Task:
For this task, output every entry below exactly and omit the pictures.

Listed records:
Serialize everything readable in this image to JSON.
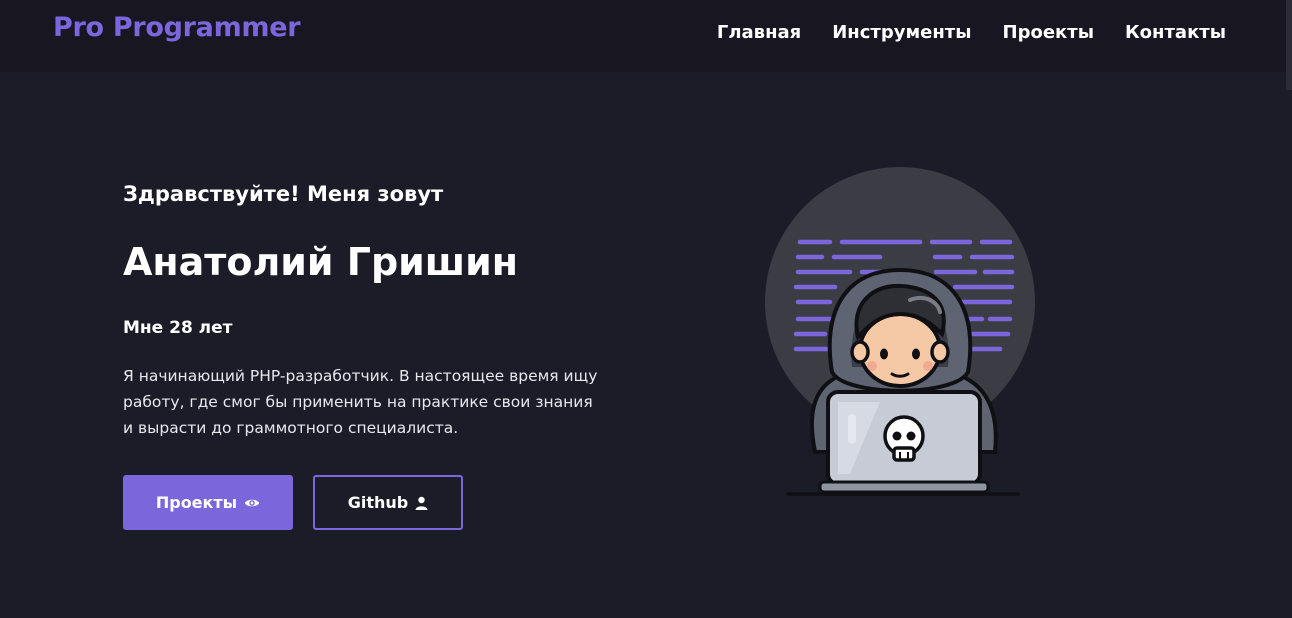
{
  "header": {
    "logo": "Pro Programmer",
    "nav": [
      "Главная",
      "Инструменты",
      "Проекты",
      "Контакты"
    ]
  },
  "hero": {
    "greeting": "Здравствуйте! Меня зовут",
    "name": "Анатолий Гришин",
    "age": "Мне 28 лет",
    "about": "Я начинающий PHP-разработчик. В настоящее время ищу работу, где смог бы применить на практике свои знания и вырасти до граммотного специалиста.",
    "buttons": {
      "projects_label": "Проекты",
      "projects_icon": "eye-icon",
      "github_label": "Github",
      "github_icon": "user-icon"
    }
  },
  "colors": {
    "accent": "#7c66dc",
    "background": "#1c1b28",
    "header_bg": "#171621"
  }
}
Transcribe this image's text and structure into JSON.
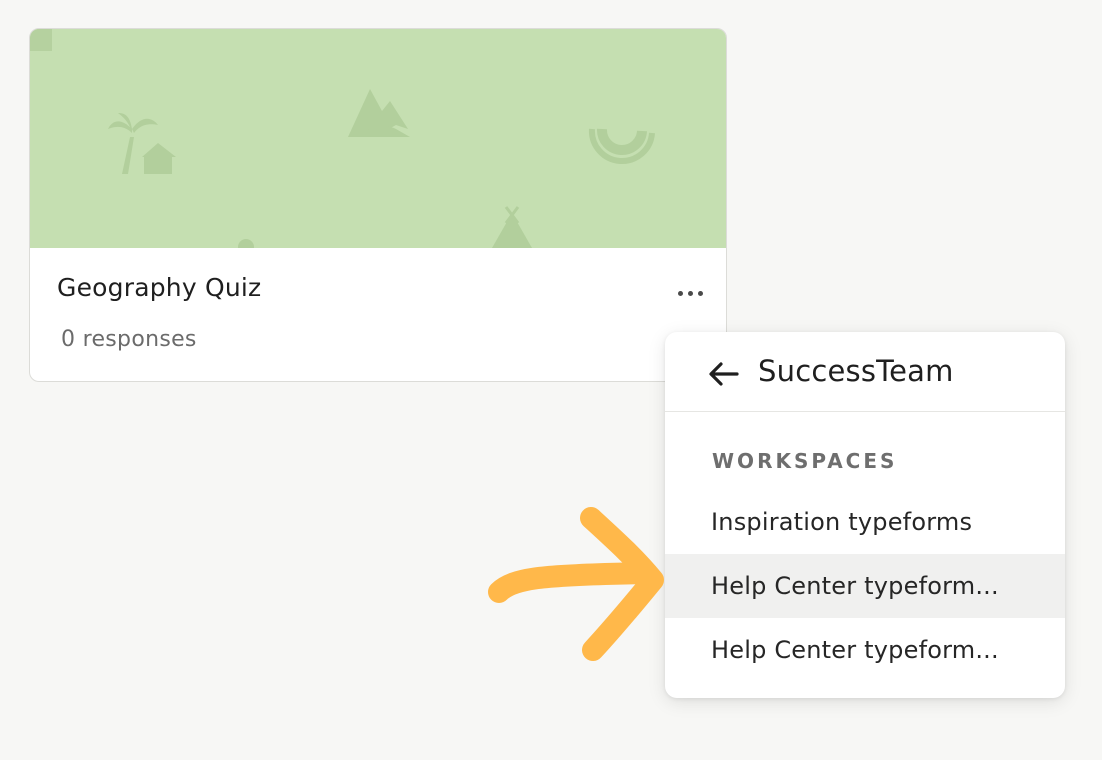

Answer section:
Serialize everything readable in this image to JSON.
{
  "header": {
    "logo": "Pro Programmer",
    "nav": [
      "Главная",
      "Инструменты",
      "Проекты",
      "Контакты"
    ]
  },
  "hero": {
    "greeting": "Здравствуйте! Меня зовут",
    "name": "Анатолий Гришин",
    "age": "Мне 28 лет",
    "about": "Я начинающий PHP-разработчик. В настоящее время ищу работу, где смог бы применить на практике свои знания и вырасти до граммотного специалиста.",
    "buttons": {
      "projects_label": "Проекты",
      "projects_icon": "eye-icon",
      "github_label": "Github",
      "github_icon": "user-icon"
    }
  },
  "colors": {
    "accent": "#7c66dc",
    "background": "#1c1b28",
    "header_bg": "#171621"
  }
}
Transcribe this image's text and structure into JSON.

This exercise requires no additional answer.